Component data from apps and pages
◆ ◆ ◆ ◆ ◆ ◆ ◆

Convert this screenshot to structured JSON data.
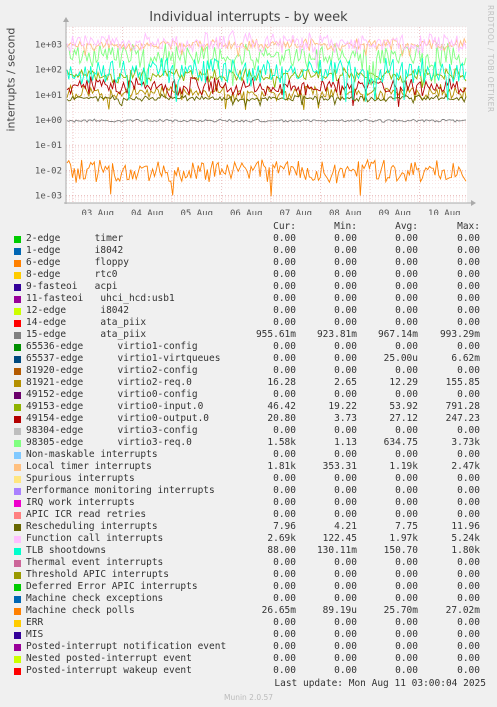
{
  "chart_data": {
    "type": "line",
    "title": "Individual interrupts - by week",
    "ylabel": "interrupts / second",
    "yscale": "log",
    "ylim": [
      0.0005,
      5000
    ],
    "yticks": [
      "1e-03",
      "1e-02",
      "1e-01",
      "1e+00",
      "1e+01",
      "1e+02",
      "1e+03"
    ],
    "xticks": [
      "03 Aug",
      "04 Aug",
      "05 Aug",
      "06 Aug",
      "07 Aug",
      "08 Aug",
      "09 Aug",
      "10 Aug"
    ],
    "grid": true,
    "legend_header": {
      "cur": "Cur:",
      "min": "Min:",
      "avg": "Avg:",
      "max": "Max:"
    },
    "series": [
      {
        "name": "2-edge      timer",
        "color": "#00cc00",
        "cur": "0.00",
        "min": "0.00",
        "avg": "0.00",
        "max": "0.00"
      },
      {
        "name": "1-edge      i8042",
        "color": "#0066b3",
        "cur": "0.00",
        "min": "0.00",
        "avg": "0.00",
        "max": "0.00"
      },
      {
        "name": "6-edge      floppy",
        "color": "#ff8000",
        "cur": "0.00",
        "min": "0.00",
        "avg": "0.00",
        "max": "0.00"
      },
      {
        "name": "8-edge      rtc0",
        "color": "#ffcc00",
        "cur": "0.00",
        "min": "0.00",
        "avg": "0.00",
        "max": "0.00"
      },
      {
        "name": "9-fasteoi   acpi",
        "color": "#330099",
        "cur": "0.00",
        "min": "0.00",
        "avg": "0.00",
        "max": "0.00"
      },
      {
        "name": "11-fasteoi   uhci_hcd:usb1",
        "color": "#990099",
        "cur": "0.00",
        "min": "0.00",
        "avg": "0.00",
        "max": "0.00"
      },
      {
        "name": "12-edge      i8042",
        "color": "#ccff00",
        "cur": "0.00",
        "min": "0.00",
        "avg": "0.00",
        "max": "0.00"
      },
      {
        "name": "14-edge      ata_piix",
        "color": "#ff0000",
        "cur": "0.00",
        "min": "0.00",
        "avg": "0.00",
        "max": "0.00"
      },
      {
        "name": "15-edge      ata_piix",
        "color": "#808080",
        "cur": "955.61m",
        "min": "923.81m",
        "avg": "967.14m",
        "max": "993.29m"
      },
      {
        "name": "65536-edge      virtio1-config",
        "color": "#008f00",
        "cur": "0.00",
        "min": "0.00",
        "avg": "0.00",
        "max": "0.00"
      },
      {
        "name": "65537-edge      virtio1-virtqueues",
        "color": "#00487d",
        "cur": "0.00",
        "min": "0.00",
        "avg": "25.00u",
        "max": "6.62m"
      },
      {
        "name": "81920-edge      virtio2-config",
        "color": "#b35a00",
        "cur": "0.00",
        "min": "0.00",
        "avg": "0.00",
        "max": "0.00"
      },
      {
        "name": "81921-edge      virtio2-req.0",
        "color": "#b38f00",
        "cur": "16.28",
        "min": "2.65",
        "avg": "12.29",
        "max": "155.85"
      },
      {
        "name": "49152-edge      virtio0-config",
        "color": "#6b006b",
        "cur": "0.00",
        "min": "0.00",
        "avg": "0.00",
        "max": "0.00"
      },
      {
        "name": "49153-edge      virtio0-input.0",
        "color": "#8fb300",
        "cur": "46.42",
        "min": "19.22",
        "avg": "53.92",
        "max": "791.28"
      },
      {
        "name": "49154-edge      virtio0-output.0",
        "color": "#b30000",
        "cur": "20.80",
        "min": "3.73",
        "avg": "27.12",
        "max": "247.23"
      },
      {
        "name": "98304-edge      virtio3-config",
        "color": "#bebebe",
        "cur": "0.00",
        "min": "0.00",
        "avg": "0.00",
        "max": "0.00"
      },
      {
        "name": "98305-edge      virtio3-req.0",
        "color": "#80ff80",
        "cur": "1.58k",
        "min": "1.13",
        "avg": "634.75",
        "max": "3.73k"
      },
      {
        "name": "Non-maskable interrupts",
        "color": "#80c9ff",
        "cur": "0.00",
        "min": "0.00",
        "avg": "0.00",
        "max": "0.00"
      },
      {
        "name": "Local timer interrupts",
        "color": "#ffc080",
        "cur": "1.81k",
        "min": "353.31",
        "avg": "1.19k",
        "max": "2.47k"
      },
      {
        "name": "Spurious interrupts",
        "color": "#ffe680",
        "cur": "0.00",
        "min": "0.00",
        "avg": "0.00",
        "max": "0.00"
      },
      {
        "name": "Performance monitoring interrupts",
        "color": "#aa80ff",
        "cur": "0.00",
        "min": "0.00",
        "avg": "0.00",
        "max": "0.00"
      },
      {
        "name": "IRQ work interrupts",
        "color": "#ee00cc",
        "cur": "0.00",
        "min": "0.00",
        "avg": "0.00",
        "max": "0.00"
      },
      {
        "name": "APIC ICR read retries",
        "color": "#ff8080",
        "cur": "0.00",
        "min": "0.00",
        "avg": "0.00",
        "max": "0.00"
      },
      {
        "name": "Rescheduling interrupts",
        "color": "#666600",
        "cur": "7.96",
        "min": "4.21",
        "avg": "7.75",
        "max": "11.96"
      },
      {
        "name": "Function call interrupts",
        "color": "#ffbfff",
        "cur": "2.69k",
        "min": "122.45",
        "avg": "1.97k",
        "max": "5.24k"
      },
      {
        "name": "TLB shootdowns",
        "color": "#00ffcc",
        "cur": "88.00",
        "min": "130.11m",
        "avg": "150.70",
        "max": "1.80k"
      },
      {
        "name": "Thermal event interrupts",
        "color": "#cc6699",
        "cur": "0.00",
        "min": "0.00",
        "avg": "0.00",
        "max": "0.00"
      },
      {
        "name": "Threshold APIC interrupts",
        "color": "#999900",
        "cur": "0.00",
        "min": "0.00",
        "avg": "0.00",
        "max": "0.00"
      },
      {
        "name": "Deferred Error APIC interrupts",
        "color": "#00cc00",
        "cur": "0.00",
        "min": "0.00",
        "avg": "0.00",
        "max": "0.00"
      },
      {
        "name": "Machine check exceptions",
        "color": "#0066b3",
        "cur": "0.00",
        "min": "0.00",
        "avg": "0.00",
        "max": "0.00"
      },
      {
        "name": "Machine check polls",
        "color": "#ff8000",
        "cur": "26.65m",
        "min": "89.19u",
        "avg": "25.70m",
        "max": "27.02m"
      },
      {
        "name": "ERR",
        "color": "#ffcc00",
        "cur": "0.00",
        "min": "0.00",
        "avg": "0.00",
        "max": "0.00"
      },
      {
        "name": "MIS",
        "color": "#330099",
        "cur": "0.00",
        "min": "0.00",
        "avg": "0.00",
        "max": "0.00"
      },
      {
        "name": "Posted-interrupt notification event",
        "color": "#990099",
        "cur": "0.00",
        "min": "0.00",
        "avg": "0.00",
        "max": "0.00"
      },
      {
        "name": "Nested posted-interrupt event",
        "color": "#ccff00",
        "cur": "0.00",
        "min": "0.00",
        "avg": "0.00",
        "max": "0.00"
      },
      {
        "name": "Posted-interrupt wakeup event",
        "color": "#ff0000",
        "cur": "0.00",
        "min": "0.00",
        "avg": "0.00",
        "max": "0.00"
      }
    ]
  },
  "footer": {
    "last_update": "Last update: Mon Aug 11 03:00:04 2025",
    "munin_version": "Munin 2.0.57",
    "vendor": "RRDTOOL / TOBI OETIKER"
  }
}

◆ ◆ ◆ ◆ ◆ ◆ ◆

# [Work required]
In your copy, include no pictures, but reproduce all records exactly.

# [Result of this exercise]
Convert this screenshot to structured JSON data.
{
  "chart_data": {
    "type": "line",
    "title": "Individual interrupts - by week",
    "ylabel": "interrupts / second",
    "yscale": "log",
    "ylim": [
      0.0005,
      5000
    ],
    "yticks": [
      "1e-03",
      "1e-02",
      "1e-01",
      "1e+00",
      "1e+01",
      "1e+02",
      "1e+03"
    ],
    "xticks": [
      "03 Aug",
      "04 Aug",
      "05 Aug",
      "06 Aug",
      "07 Aug",
      "08 Aug",
      "09 Aug",
      "10 Aug"
    ],
    "grid": true,
    "legend_header": {
      "cur": "Cur:",
      "min": "Min:",
      "avg": "Avg:",
      "max": "Max:"
    },
    "series": [
      {
        "name": "2-edge      timer",
        "color": "#00cc00",
        "cur": "0.00",
        "min": "0.00",
        "avg": "0.00",
        "max": "0.00"
      },
      {
        "name": "1-edge      i8042",
        "color": "#0066b3",
        "cur": "0.00",
        "min": "0.00",
        "avg": "0.00",
        "max": "0.00"
      },
      {
        "name": "6-edge      floppy",
        "color": "#ff8000",
        "cur": "0.00",
        "min": "0.00",
        "avg": "0.00",
        "max": "0.00"
      },
      {
        "name": "8-edge      rtc0",
        "color": "#ffcc00",
        "cur": "0.00",
        "min": "0.00",
        "avg": "0.00",
        "max": "0.00"
      },
      {
        "name": "9-fasteoi   acpi",
        "color": "#330099",
        "cur": "0.00",
        "min": "0.00",
        "avg": "0.00",
        "max": "0.00"
      },
      {
        "name": "11-fasteoi   uhci_hcd:usb1",
        "color": "#990099",
        "cur": "0.00",
        "min": "0.00",
        "avg": "0.00",
        "max": "0.00"
      },
      {
        "name": "12-edge      i8042",
        "color": "#ccff00",
        "cur": "0.00",
        "min": "0.00",
        "avg": "0.00",
        "max": "0.00"
      },
      {
        "name": "14-edge      ata_piix",
        "color": "#ff0000",
        "cur": "0.00",
        "min": "0.00",
        "avg": "0.00",
        "max": "0.00"
      },
      {
        "name": "15-edge      ata_piix",
        "color": "#808080",
        "cur": "955.61m",
        "min": "923.81m",
        "avg": "967.14m",
        "max": "993.29m"
      },
      {
        "name": "65536-edge      virtio1-config",
        "color": "#008f00",
        "cur": "0.00",
        "min": "0.00",
        "avg": "0.00",
        "max": "0.00"
      },
      {
        "name": "65537-edge      virtio1-virtqueues",
        "color": "#00487d",
        "cur": "0.00",
        "min": "0.00",
        "avg": "25.00u",
        "max": "6.62m"
      },
      {
        "name": "81920-edge      virtio2-config",
        "color": "#b35a00",
        "cur": "0.00",
        "min": "0.00",
        "avg": "0.00",
        "max": "0.00"
      },
      {
        "name": "81921-edge      virtio2-req.0",
        "color": "#b38f00",
        "cur": "16.28",
        "min": "2.65",
        "avg": "12.29",
        "max": "155.85"
      },
      {
        "name": "49152-edge      virtio0-config",
        "color": "#6b006b",
        "cur": "0.00",
        "min": "0.00",
        "avg": "0.00",
        "max": "0.00"
      },
      {
        "name": "49153-edge      virtio0-input.0",
        "color": "#8fb300",
        "cur": "46.42",
        "min": "19.22",
        "avg": "53.92",
        "max": "791.28"
      },
      {
        "name": "49154-edge      virtio0-output.0",
        "color": "#b30000",
        "cur": "20.80",
        "min": "3.73",
        "avg": "27.12",
        "max": "247.23"
      },
      {
        "name": "98304-edge      virtio3-config",
        "color": "#bebebe",
        "cur": "0.00",
        "min": "0.00",
        "avg": "0.00",
        "max": "0.00"
      },
      {
        "name": "98305-edge      virtio3-req.0",
        "color": "#80ff80",
        "cur": "1.58k",
        "min": "1.13",
        "avg": "634.75",
        "max": "3.73k"
      },
      {
        "name": "Non-maskable interrupts",
        "color": "#80c9ff",
        "cur": "0.00",
        "min": "0.00",
        "avg": "0.00",
        "max": "0.00"
      },
      {
        "name": "Local timer interrupts",
        "color": "#ffc080",
        "cur": "1.81k",
        "min": "353.31",
        "avg": "1.19k",
        "max": "2.47k"
      },
      {
        "name": "Spurious interrupts",
        "color": "#ffe680",
        "cur": "0.00",
        "min": "0.00",
        "avg": "0.00",
        "max": "0.00"
      },
      {
        "name": "Performance monitoring interrupts",
        "color": "#aa80ff",
        "cur": "0.00",
        "min": "0.00",
        "avg": "0.00",
        "max": "0.00"
      },
      {
        "name": "IRQ work interrupts",
        "color": "#ee00cc",
        "cur": "0.00",
        "min": "0.00",
        "avg": "0.00",
        "max": "0.00"
      },
      {
        "name": "APIC ICR read retries",
        "color": "#ff8080",
        "cur": "0.00",
        "min": "0.00",
        "avg": "0.00",
        "max": "0.00"
      },
      {
        "name": "Rescheduling interrupts",
        "color": "#666600",
        "cur": "7.96",
        "min": "4.21",
        "avg": "7.75",
        "max": "11.96"
      },
      {
        "name": "Function call interrupts",
        "color": "#ffbfff",
        "cur": "2.69k",
        "min": "122.45",
        "avg": "1.97k",
        "max": "5.24k"
      },
      {
        "name": "TLB shootdowns",
        "color": "#00ffcc",
        "cur": "88.00",
        "min": "130.11m",
        "avg": "150.70",
        "max": "1.80k"
      },
      {
        "name": "Thermal event interrupts",
        "color": "#cc6699",
        "cur": "0.00",
        "min": "0.00",
        "avg": "0.00",
        "max": "0.00"
      },
      {
        "name": "Threshold APIC interrupts",
        "color": "#999900",
        "cur": "0.00",
        "min": "0.00",
        "avg": "0.00",
        "max": "0.00"
      },
      {
        "name": "Deferred Error APIC interrupts",
        "color": "#00cc00",
        "cur": "0.00",
        "min": "0.00",
        "avg": "0.00",
        "max": "0.00"
      },
      {
        "name": "Machine check exceptions",
        "color": "#0066b3",
        "cur": "0.00",
        "min": "0.00",
        "avg": "0.00",
        "max": "0.00"
      },
      {
        "name": "Machine check polls",
        "color": "#ff8000",
        "cur": "26.65m",
        "min": "89.19u",
        "avg": "25.70m",
        "max": "27.02m"
      },
      {
        "name": "ERR",
        "color": "#ffcc00",
        "cur": "0.00",
        "min": "0.00",
        "avg": "0.00",
        "max": "0.00"
      },
      {
        "name": "MIS",
        "color": "#330099",
        "cur": "0.00",
        "min": "0.00",
        "avg": "0.00",
        "max": "0.00"
      },
      {
        "name": "Posted-interrupt notification event",
        "color": "#990099",
        "cur": "0.00",
        "min": "0.00",
        "avg": "0.00",
        "max": "0.00"
      },
      {
        "name": "Nested posted-interrupt event",
        "color": "#ccff00",
        "cur": "0.00",
        "min": "0.00",
        "avg": "0.00",
        "max": "0.00"
      },
      {
        "name": "Posted-interrupt wakeup event",
        "color": "#ff0000",
        "cur": "0.00",
        "min": "0.00",
        "avg": "0.00",
        "max": "0.00"
      }
    ]
  },
  "footer": {
    "last_update": "Last update: Mon Aug 11 03:00:04 2025",
    "munin_version": "Munin 2.0.57",
    "vendor": "RRDTOOL / TOBI OETIKER"
  }
}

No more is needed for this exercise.